┌────────
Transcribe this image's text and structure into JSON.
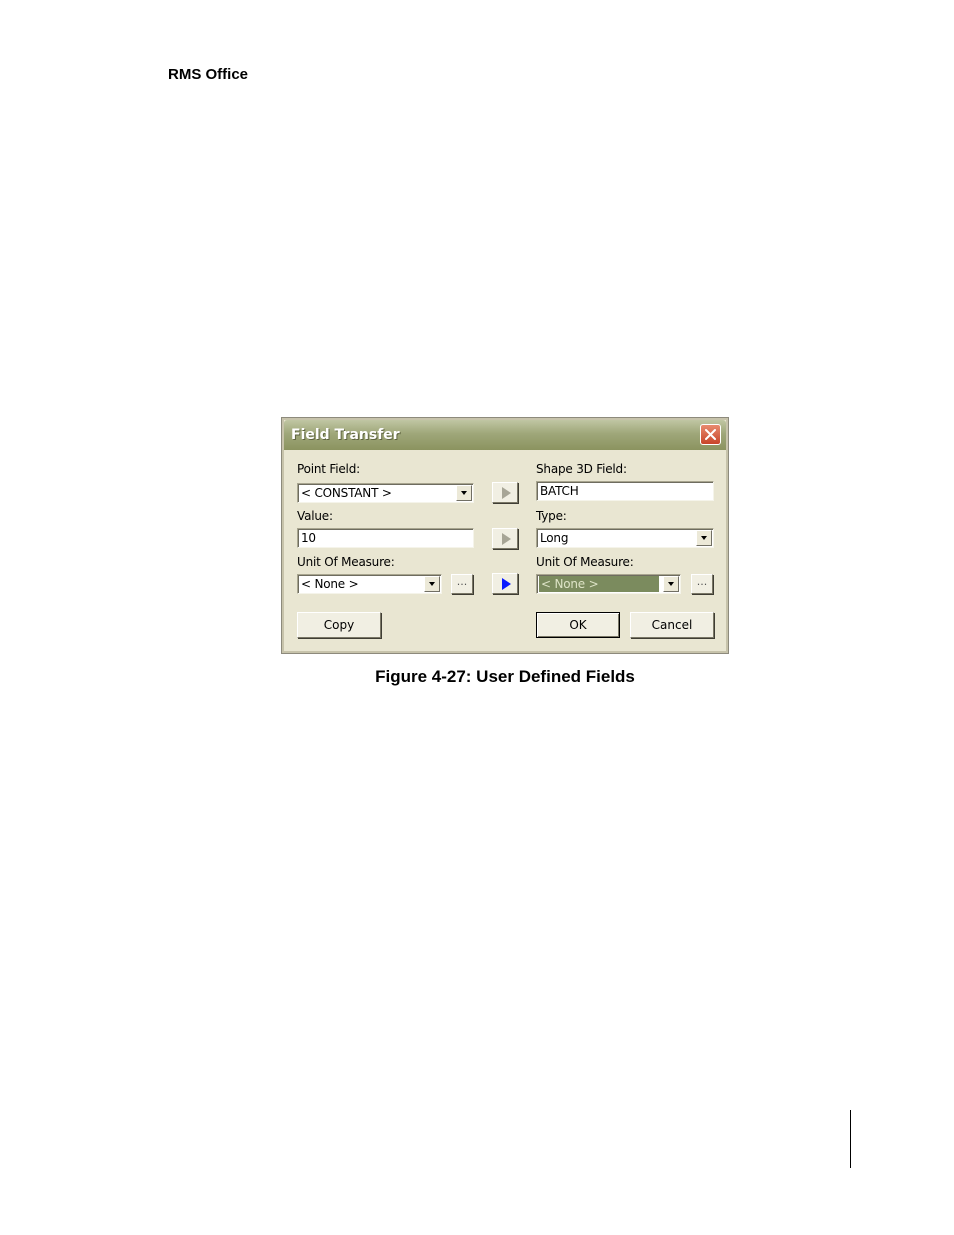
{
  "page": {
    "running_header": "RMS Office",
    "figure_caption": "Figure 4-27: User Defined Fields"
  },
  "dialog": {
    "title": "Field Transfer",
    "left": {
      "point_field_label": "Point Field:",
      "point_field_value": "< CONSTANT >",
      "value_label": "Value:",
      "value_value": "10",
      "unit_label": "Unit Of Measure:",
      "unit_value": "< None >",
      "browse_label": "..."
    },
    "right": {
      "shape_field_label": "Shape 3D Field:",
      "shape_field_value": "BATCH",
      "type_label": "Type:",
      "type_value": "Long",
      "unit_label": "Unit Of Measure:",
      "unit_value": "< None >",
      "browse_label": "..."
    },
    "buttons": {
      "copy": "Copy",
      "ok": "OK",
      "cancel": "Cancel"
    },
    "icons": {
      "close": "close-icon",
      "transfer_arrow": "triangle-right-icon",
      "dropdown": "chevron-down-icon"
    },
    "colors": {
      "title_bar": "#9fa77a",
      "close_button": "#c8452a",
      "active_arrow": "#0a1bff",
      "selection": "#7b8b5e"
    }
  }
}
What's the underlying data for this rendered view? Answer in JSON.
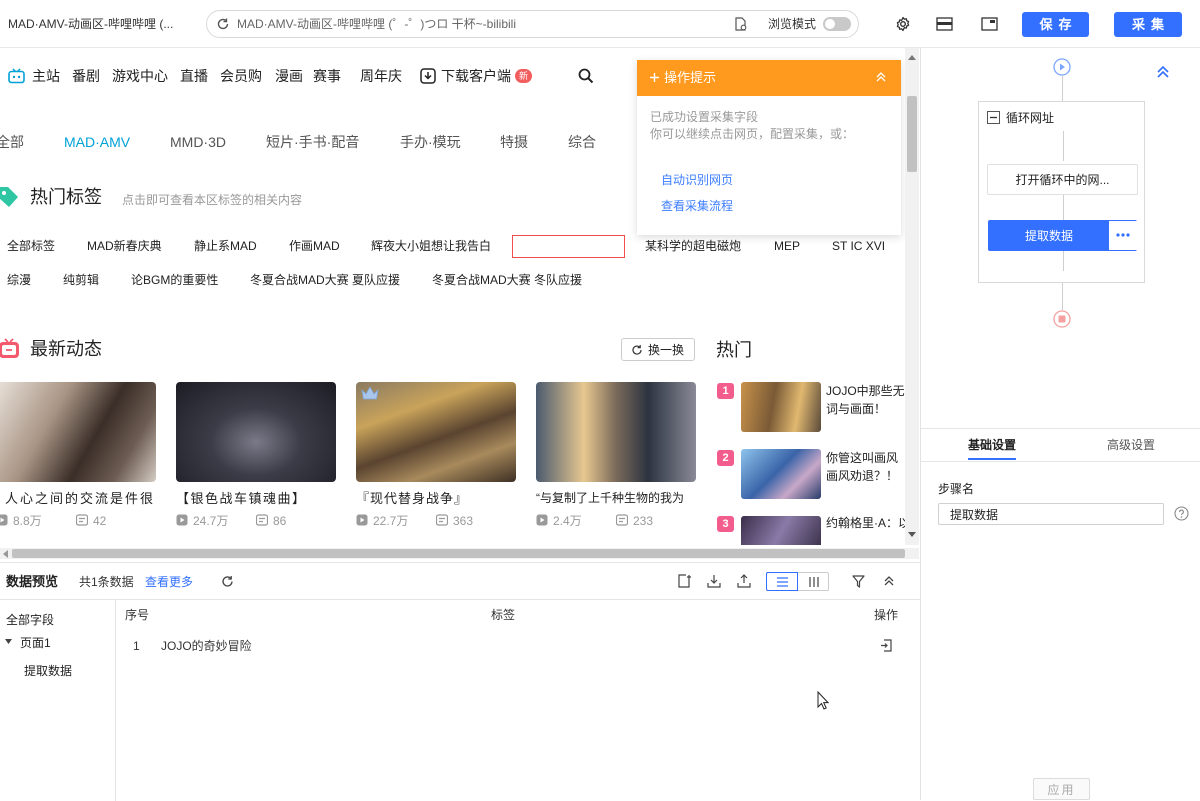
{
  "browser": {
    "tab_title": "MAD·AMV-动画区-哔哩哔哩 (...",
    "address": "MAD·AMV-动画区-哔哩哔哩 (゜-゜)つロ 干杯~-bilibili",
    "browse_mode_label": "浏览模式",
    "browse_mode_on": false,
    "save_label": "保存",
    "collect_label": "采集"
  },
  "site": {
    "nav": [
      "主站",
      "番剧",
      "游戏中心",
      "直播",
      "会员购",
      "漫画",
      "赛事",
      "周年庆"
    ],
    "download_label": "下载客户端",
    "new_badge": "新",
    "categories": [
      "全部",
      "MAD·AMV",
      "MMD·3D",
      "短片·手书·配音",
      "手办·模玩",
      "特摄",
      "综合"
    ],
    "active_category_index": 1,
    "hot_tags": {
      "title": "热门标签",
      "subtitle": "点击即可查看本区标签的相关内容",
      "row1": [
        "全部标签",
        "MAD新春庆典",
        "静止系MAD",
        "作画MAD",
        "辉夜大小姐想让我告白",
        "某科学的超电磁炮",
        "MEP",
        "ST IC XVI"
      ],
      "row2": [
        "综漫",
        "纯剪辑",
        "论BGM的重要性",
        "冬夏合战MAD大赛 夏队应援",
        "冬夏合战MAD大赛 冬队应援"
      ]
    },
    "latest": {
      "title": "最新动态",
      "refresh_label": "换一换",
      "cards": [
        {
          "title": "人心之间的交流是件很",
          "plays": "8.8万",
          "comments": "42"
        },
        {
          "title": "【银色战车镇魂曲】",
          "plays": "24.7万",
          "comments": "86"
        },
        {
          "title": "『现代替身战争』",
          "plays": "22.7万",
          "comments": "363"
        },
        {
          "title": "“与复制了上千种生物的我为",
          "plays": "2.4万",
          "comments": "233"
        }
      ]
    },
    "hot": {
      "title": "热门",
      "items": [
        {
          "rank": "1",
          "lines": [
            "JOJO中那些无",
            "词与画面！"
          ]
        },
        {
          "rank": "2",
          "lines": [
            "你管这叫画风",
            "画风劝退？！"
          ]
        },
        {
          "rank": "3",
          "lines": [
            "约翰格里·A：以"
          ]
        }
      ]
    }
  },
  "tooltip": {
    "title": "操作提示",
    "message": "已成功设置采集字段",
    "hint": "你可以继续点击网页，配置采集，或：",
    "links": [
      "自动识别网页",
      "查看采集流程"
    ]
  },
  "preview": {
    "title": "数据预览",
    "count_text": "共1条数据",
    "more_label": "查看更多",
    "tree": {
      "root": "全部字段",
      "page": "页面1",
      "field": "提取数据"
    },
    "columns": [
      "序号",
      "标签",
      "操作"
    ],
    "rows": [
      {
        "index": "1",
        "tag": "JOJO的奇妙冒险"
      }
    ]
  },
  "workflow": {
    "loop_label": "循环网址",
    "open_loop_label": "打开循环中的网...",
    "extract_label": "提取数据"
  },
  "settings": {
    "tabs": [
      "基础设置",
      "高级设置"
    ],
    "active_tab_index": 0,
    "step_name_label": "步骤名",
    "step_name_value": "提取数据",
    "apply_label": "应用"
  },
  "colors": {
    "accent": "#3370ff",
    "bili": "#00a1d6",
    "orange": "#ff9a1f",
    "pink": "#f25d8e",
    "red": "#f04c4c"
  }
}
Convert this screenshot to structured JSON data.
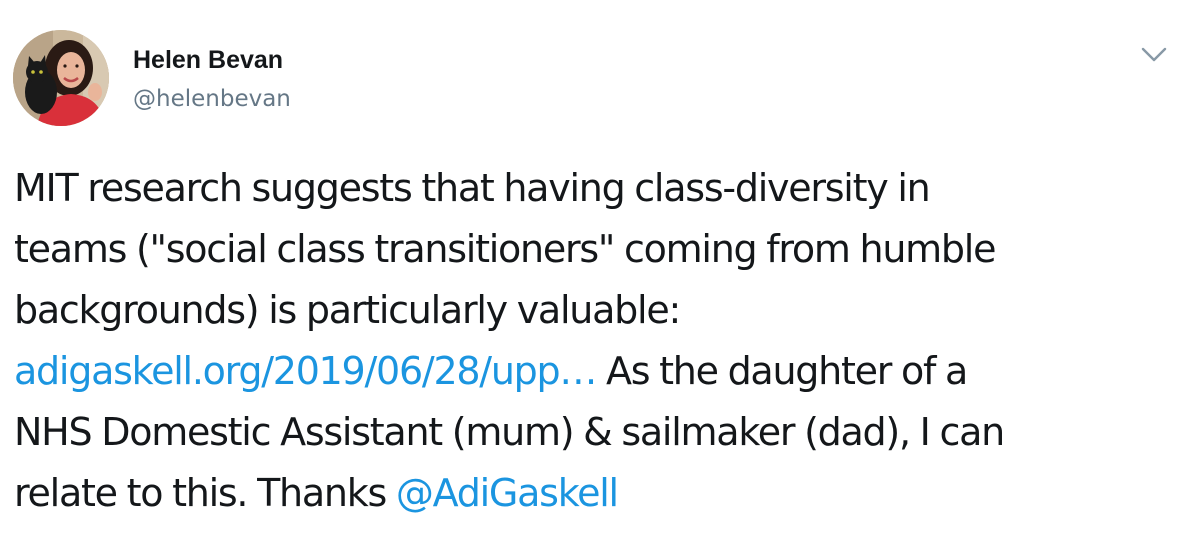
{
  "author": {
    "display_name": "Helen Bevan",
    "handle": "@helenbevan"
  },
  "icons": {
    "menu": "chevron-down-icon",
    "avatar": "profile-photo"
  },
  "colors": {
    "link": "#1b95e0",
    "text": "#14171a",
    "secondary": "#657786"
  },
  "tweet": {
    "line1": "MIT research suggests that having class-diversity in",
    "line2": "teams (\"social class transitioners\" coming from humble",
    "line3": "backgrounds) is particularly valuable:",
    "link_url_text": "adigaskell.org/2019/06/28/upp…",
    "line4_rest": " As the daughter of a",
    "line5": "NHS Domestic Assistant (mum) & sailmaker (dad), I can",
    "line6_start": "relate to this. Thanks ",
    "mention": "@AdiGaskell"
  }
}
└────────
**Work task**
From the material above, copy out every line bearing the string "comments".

**Output of the task**
          "comments": "42"
          "comments": "86"
          "comments": "363"
          "comments": "233"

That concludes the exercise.